** Opening Data provided block **
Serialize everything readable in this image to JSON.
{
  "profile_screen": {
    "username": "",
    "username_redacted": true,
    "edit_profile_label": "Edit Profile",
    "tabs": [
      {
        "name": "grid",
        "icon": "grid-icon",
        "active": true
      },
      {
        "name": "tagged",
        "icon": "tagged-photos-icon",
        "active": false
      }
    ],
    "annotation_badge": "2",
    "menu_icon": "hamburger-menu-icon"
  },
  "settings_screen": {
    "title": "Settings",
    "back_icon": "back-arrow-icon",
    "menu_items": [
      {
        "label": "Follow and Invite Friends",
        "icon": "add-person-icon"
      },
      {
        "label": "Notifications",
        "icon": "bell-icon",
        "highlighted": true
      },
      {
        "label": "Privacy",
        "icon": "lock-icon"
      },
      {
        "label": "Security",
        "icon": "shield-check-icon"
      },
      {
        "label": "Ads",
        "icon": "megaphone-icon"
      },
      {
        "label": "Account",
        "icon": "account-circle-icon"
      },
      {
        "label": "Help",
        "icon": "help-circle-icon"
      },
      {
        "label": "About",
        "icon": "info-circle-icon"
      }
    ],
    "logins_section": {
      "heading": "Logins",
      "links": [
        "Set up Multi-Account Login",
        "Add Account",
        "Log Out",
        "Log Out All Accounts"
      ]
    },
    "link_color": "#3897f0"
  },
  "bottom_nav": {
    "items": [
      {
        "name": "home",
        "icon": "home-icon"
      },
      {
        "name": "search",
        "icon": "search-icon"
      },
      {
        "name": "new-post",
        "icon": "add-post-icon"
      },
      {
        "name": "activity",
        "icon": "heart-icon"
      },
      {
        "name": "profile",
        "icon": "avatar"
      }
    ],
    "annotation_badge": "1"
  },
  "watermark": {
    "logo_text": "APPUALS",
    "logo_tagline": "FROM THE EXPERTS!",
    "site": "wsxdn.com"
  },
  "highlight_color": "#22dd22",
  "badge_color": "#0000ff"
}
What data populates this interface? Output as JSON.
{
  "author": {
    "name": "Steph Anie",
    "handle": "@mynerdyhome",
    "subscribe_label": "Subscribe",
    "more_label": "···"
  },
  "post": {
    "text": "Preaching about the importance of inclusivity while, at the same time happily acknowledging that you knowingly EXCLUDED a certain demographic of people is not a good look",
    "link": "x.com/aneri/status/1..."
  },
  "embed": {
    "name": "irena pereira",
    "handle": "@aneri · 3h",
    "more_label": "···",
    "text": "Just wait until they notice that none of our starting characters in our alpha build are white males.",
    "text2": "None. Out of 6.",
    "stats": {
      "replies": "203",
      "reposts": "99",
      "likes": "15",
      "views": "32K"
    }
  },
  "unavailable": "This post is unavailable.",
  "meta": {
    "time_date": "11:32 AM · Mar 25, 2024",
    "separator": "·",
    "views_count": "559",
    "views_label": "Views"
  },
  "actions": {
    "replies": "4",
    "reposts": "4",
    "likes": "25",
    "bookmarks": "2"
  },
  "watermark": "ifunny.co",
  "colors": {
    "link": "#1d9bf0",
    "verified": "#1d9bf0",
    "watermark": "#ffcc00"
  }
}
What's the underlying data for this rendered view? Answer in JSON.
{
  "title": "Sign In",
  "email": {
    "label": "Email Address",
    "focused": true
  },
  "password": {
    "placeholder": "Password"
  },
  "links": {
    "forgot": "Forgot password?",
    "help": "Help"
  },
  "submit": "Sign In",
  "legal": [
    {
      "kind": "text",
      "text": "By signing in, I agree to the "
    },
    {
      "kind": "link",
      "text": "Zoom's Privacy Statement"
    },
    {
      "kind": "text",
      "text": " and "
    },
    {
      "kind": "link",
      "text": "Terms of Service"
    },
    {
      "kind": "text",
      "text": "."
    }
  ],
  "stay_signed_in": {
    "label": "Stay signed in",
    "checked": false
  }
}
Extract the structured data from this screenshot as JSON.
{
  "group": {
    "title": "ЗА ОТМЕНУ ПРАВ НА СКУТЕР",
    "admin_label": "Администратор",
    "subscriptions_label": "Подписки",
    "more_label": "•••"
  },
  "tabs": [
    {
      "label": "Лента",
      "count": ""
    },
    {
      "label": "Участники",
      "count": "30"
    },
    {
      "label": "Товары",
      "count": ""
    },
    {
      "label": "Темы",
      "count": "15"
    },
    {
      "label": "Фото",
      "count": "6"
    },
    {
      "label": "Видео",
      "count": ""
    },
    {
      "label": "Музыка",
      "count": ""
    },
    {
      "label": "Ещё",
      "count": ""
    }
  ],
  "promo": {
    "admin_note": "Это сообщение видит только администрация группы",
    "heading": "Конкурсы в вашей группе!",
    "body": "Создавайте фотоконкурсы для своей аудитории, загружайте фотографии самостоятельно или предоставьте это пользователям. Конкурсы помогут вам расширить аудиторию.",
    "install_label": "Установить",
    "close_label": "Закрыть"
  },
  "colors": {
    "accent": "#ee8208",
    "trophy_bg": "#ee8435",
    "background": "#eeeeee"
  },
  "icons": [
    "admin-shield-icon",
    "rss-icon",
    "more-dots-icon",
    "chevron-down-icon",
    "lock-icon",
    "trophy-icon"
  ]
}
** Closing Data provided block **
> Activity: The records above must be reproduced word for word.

> Reply to the exercise:
Serialize everything readable in this image to JSON.
{
  "profile_screen": {
    "username": "",
    "username_redacted": true,
    "edit_profile_label": "Edit Profile",
    "tabs": [
      {
        "name": "grid",
        "icon": "grid-icon",
        "active": true
      },
      {
        "name": "tagged",
        "icon": "tagged-photos-icon",
        "active": false
      }
    ],
    "annotation_badge": "2",
    "menu_icon": "hamburger-menu-icon"
  },
  "settings_screen": {
    "title": "Settings",
    "back_icon": "back-arrow-icon",
    "menu_items": [
      {
        "label": "Follow and Invite Friends",
        "icon": "add-person-icon"
      },
      {
        "label": "Notifications",
        "icon": "bell-icon",
        "highlighted": true
      },
      {
        "label": "Privacy",
        "icon": "lock-icon"
      },
      {
        "label": "Security",
        "icon": "shield-check-icon"
      },
      {
        "label": "Ads",
        "icon": "megaphone-icon"
      },
      {
        "label": "Account",
        "icon": "account-circle-icon"
      },
      {
        "label": "Help",
        "icon": "help-circle-icon"
      },
      {
        "label": "About",
        "icon": "info-circle-icon"
      }
    ],
    "logins_section": {
      "heading": "Logins",
      "links": [
        "Set up Multi-Account Login",
        "Add Account",
        "Log Out",
        "Log Out All Accounts"
      ]
    },
    "link_color": "#3897f0"
  },
  "bottom_nav": {
    "items": [
      {
        "name": "home",
        "icon": "home-icon"
      },
      {
        "name": "search",
        "icon": "search-icon"
      },
      {
        "name": "new-post",
        "icon": "add-post-icon"
      },
      {
        "name": "activity",
        "icon": "heart-icon"
      },
      {
        "name": "profile",
        "icon": "avatar"
      }
    ],
    "annotation_badge": "1"
  },
  "watermark": {
    "logo_text": "APPUALS",
    "logo_tagline": "FROM THE EXPERTS!",
    "site": "wsxdn.com"
  },
  "highlight_color": "#22dd22",
  "badge_color": "#0000ff"
}
What data populates this interface? Output as JSON.
{
  "author": {
    "name": "Steph Anie",
    "handle": "@mynerdyhome",
    "subscribe_label": "Subscribe",
    "more_label": "···"
  },
  "post": {
    "text": "Preaching about the importance of inclusivity while, at the same time happily acknowledging that you knowingly EXCLUDED a certain demographic of people is not a good look",
    "link": "x.com/aneri/status/1..."
  },
  "embed": {
    "name": "irena pereira",
    "handle": "@aneri · 3h",
    "more_label": "···",
    "text": "Just wait until they notice that none of our starting characters in our alpha build are white males.",
    "text2": "None. Out of 6.",
    "stats": {
      "replies": "203",
      "reposts": "99",
      "likes": "15",
      "views": "32K"
    }
  },
  "unavailable": "This post is unavailable.",
  "meta": {
    "time_date": "11:32 AM · Mar 25, 2024",
    "separator": "·",
    "views_count": "559",
    "views_label": "Views"
  },
  "actions": {
    "replies": "4",
    "reposts": "4",
    "likes": "25",
    "bookmarks": "2"
  },
  "watermark": "ifunny.co",
  "colors": {
    "link": "#1d9bf0",
    "verified": "#1d9bf0",
    "watermark": "#ffcc00"
  }
}
What's the underlying data for this rendered view? Answer in JSON.
{
  "title": "Sign In",
  "email": {
    "label": "Email Address",
    "focused": true
  },
  "password": {
    "placeholder": "Password"
  },
  "links": {
    "forgot": "Forgot password?",
    "help": "Help"
  },
  "submit": "Sign In",
  "legal": [
    {
      "kind": "text",
      "text": "By signing in, I agree to the "
    },
    {
      "kind": "link",
      "text": "Zoom's Privacy Statement"
    },
    {
      "kind": "text",
      "text": " and "
    },
    {
      "kind": "link",
      "text": "Terms of Service"
    },
    {
      "kind": "text",
      "text": "."
    }
  ],
  "stay_signed_in": {
    "label": "Stay signed in",
    "checked": false
  }
}
Extract the structured data from this screenshot as JSON.
{
  "group": {
    "title": "ЗА ОТМЕНУ ПРАВ НА СКУТЕР",
    "admin_label": "Администратор",
    "subscriptions_label": "Подписки",
    "more_label": "•••"
  },
  "tabs": [
    {
      "label": "Лента",
      "count": ""
    },
    {
      "label": "Участники",
      "count": "30"
    },
    {
      "label": "Товары",
      "count": ""
    },
    {
      "label": "Темы",
      "count": "15"
    },
    {
      "label": "Фото",
      "count": "6"
    },
    {
      "label": "Видео",
      "count": ""
    },
    {
      "label": "Музыка",
      "count": ""
    },
    {
      "label": "Ещё",
      "count": ""
    }
  ],
  "promo": {
    "admin_note": "Это сообщение видит только администрация группы",
    "heading": "Конкурсы в вашей группе!",
    "body": "Создавайте фотоконкурсы для своей аудитории, загружайте фотографии самостоятельно или предоставьте это пользователям. Конкурсы помогут вам расширить аудиторию.",
    "install_label": "Установить",
    "close_label": "Закрыть"
  },
  "colors": {
    "accent": "#ee8208",
    "trophy_bg": "#ee8435",
    "background": "#eeeeee"
  },
  "icons": [
    "admin-shield-icon",
    "rss-icon",
    "more-dots-icon",
    "chevron-down-icon",
    "lock-icon",
    "trophy-icon"
  ]
}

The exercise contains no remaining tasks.